As Leopold notes in his 1947 essay "Conservation Aesthetic," Americans, when they have turned to the living world for recreation, for the most part have gone out in search of one sort of trophy or another, whether it be a mounted elk head, a colorful trout for one's table, seeds for one's indigenous garden, a stone for one's pocket or merely a photograph for one's facebook page. Leopold allows that the photographic image is perhaps the least invasive of these practices (at least in the places where they are taken, as opposed to those unhappy sites, most often located in third world environs, which supply the raw materials and industrial production for one's camera and its image-storing paraphernalia). But Leopold also argues that the beauty of a photograph is nothing next to an intimate knowledge of the living kinds and their cycles of life, of the numerous processes and relationships constituting the flow of energy that is land.  As a result, in Leopold's words, "to promote perception is the only truly creative part of recreational engineering."  I suspect this also holds true of the "engineering" that goes into the planting of one's garden.

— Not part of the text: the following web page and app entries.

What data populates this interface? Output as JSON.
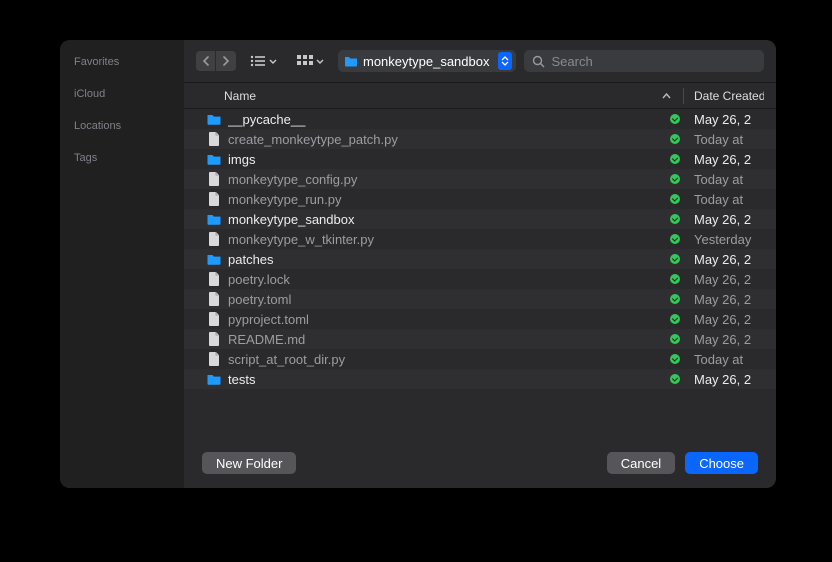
{
  "sidebar": {
    "headings": [
      "Favorites",
      "iCloud",
      "Locations",
      "Tags"
    ]
  },
  "toolbar": {
    "path_label": "monkeytype_sandbox",
    "search_placeholder": "Search"
  },
  "columns": {
    "name": "Name",
    "date": "Date Created"
  },
  "files": [
    {
      "name": "__pycache__",
      "type": "folder",
      "date": "May 26, 2"
    },
    {
      "name": "create_monkeytype_patch.py",
      "type": "file",
      "date": "Today at "
    },
    {
      "name": "imgs",
      "type": "folder",
      "date": "May 26, 2"
    },
    {
      "name": "monkeytype_config.py",
      "type": "file",
      "date": "Today at "
    },
    {
      "name": "monkeytype_run.py",
      "type": "file",
      "date": "Today at "
    },
    {
      "name": "monkeytype_sandbox",
      "type": "folder",
      "date": "May 26, 2"
    },
    {
      "name": "monkeytype_w_tkinter.py",
      "type": "file",
      "date": "Yesterday"
    },
    {
      "name": "patches",
      "type": "folder",
      "date": "May 26, 2"
    },
    {
      "name": "poetry.lock",
      "type": "file",
      "date": "May 26, 2"
    },
    {
      "name": "poetry.toml",
      "type": "file",
      "date": "May 26, 2"
    },
    {
      "name": "pyproject.toml",
      "type": "file",
      "date": "May 26, 2"
    },
    {
      "name": "README.md",
      "type": "file",
      "date": "May 26, 2"
    },
    {
      "name": "script_at_root_dir.py",
      "type": "file",
      "date": "Today at "
    },
    {
      "name": "tests",
      "type": "folder",
      "date": "May 26, 2"
    }
  ],
  "footer": {
    "new_folder": "New Folder",
    "cancel": "Cancel",
    "choose": "Choose"
  },
  "colors": {
    "accent": "#0a66ff",
    "sync_ok": "#34c759",
    "folder_icon": "#1e9bff"
  }
}
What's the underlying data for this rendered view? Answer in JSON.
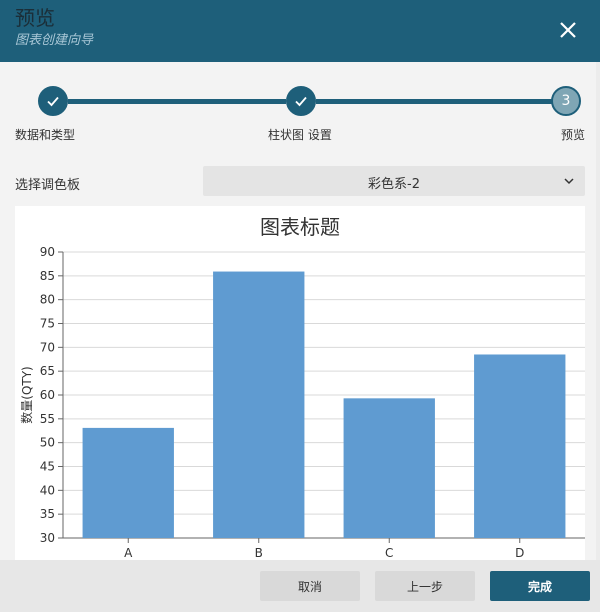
{
  "header": {
    "title": "预览",
    "subtitle": "图表创建向导",
    "close_icon": "close-icon"
  },
  "steps": [
    {
      "label": "数据和类型",
      "number": "1",
      "state": "done"
    },
    {
      "label": "柱状图 设置",
      "number": "2",
      "state": "done"
    },
    {
      "label": "预览",
      "number": "3",
      "state": "current"
    }
  ],
  "palette": {
    "label": "选择调色板",
    "selected": "彩色系-2"
  },
  "footer": {
    "cancel_label": "取消",
    "prev_label": "上一步",
    "finish_label": "完成"
  },
  "colors": {
    "header_bg": "#1e5f7a",
    "bar_fill": "#5f9bd1",
    "primary_button": "#1e5f7a"
  },
  "chart_data": {
    "type": "bar",
    "title": "图表标题",
    "xlabel": "",
    "ylabel": "数量(QTY)",
    "categories": [
      "A",
      "B",
      "C",
      "D"
    ],
    "values": [
      53.1,
      85.9,
      59.3,
      68.5
    ],
    "ylim": [
      30,
      90
    ],
    "yticks": [
      30,
      35,
      40,
      45,
      50,
      55,
      60,
      65,
      70,
      75,
      80,
      85,
      90
    ],
    "grid": true,
    "legend": "none"
  }
}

When goldenrod flowers, one's knowing who shows up and why in all its breadth and complexity is necessary to becoming a worthy audience for the land's beauty, for what Australian Aboriginal peoples name "country" in English. Like music, country is a flow of energy, various chords and motifs finding their moment under the sun before either dissipating or moving on, the plethora of living kinds arising and decaying in diverse tempos and keys.  The life cycle bringing the organ pipe mud dauber to these flower heads is not the same as that of an ailanthus webworm moth. One stings and the other has dusty but colorful wings.  One winters over in the area and cobbles together ornate nests resembling organ pipes for its young, watched over by both parents. Spiders are supplied in abundance for their larvae to eat. The other is a subtropical insect that has recently taken to migrating north every summer to lay eggs on the leaves of the increasingly widespread Tree of Heaven (Ailanthus altissima) introduced to our continent from China.  In this case, the larvae fend for themselves, feeding and then spinning their silky cocoons in the folds of ailantus leaves, while their parents are busy with mating and imbibing on the nectar of a host of flowers nearby.

And so these two living kinds, among a host of others, find their way to an ordinary patch of goldenrod that happens to be in my garden.  And in their comings and goings is overheard a few small phrases of that vast music, those intricate rhythms and motifs, that is county. I am impatient to hear more.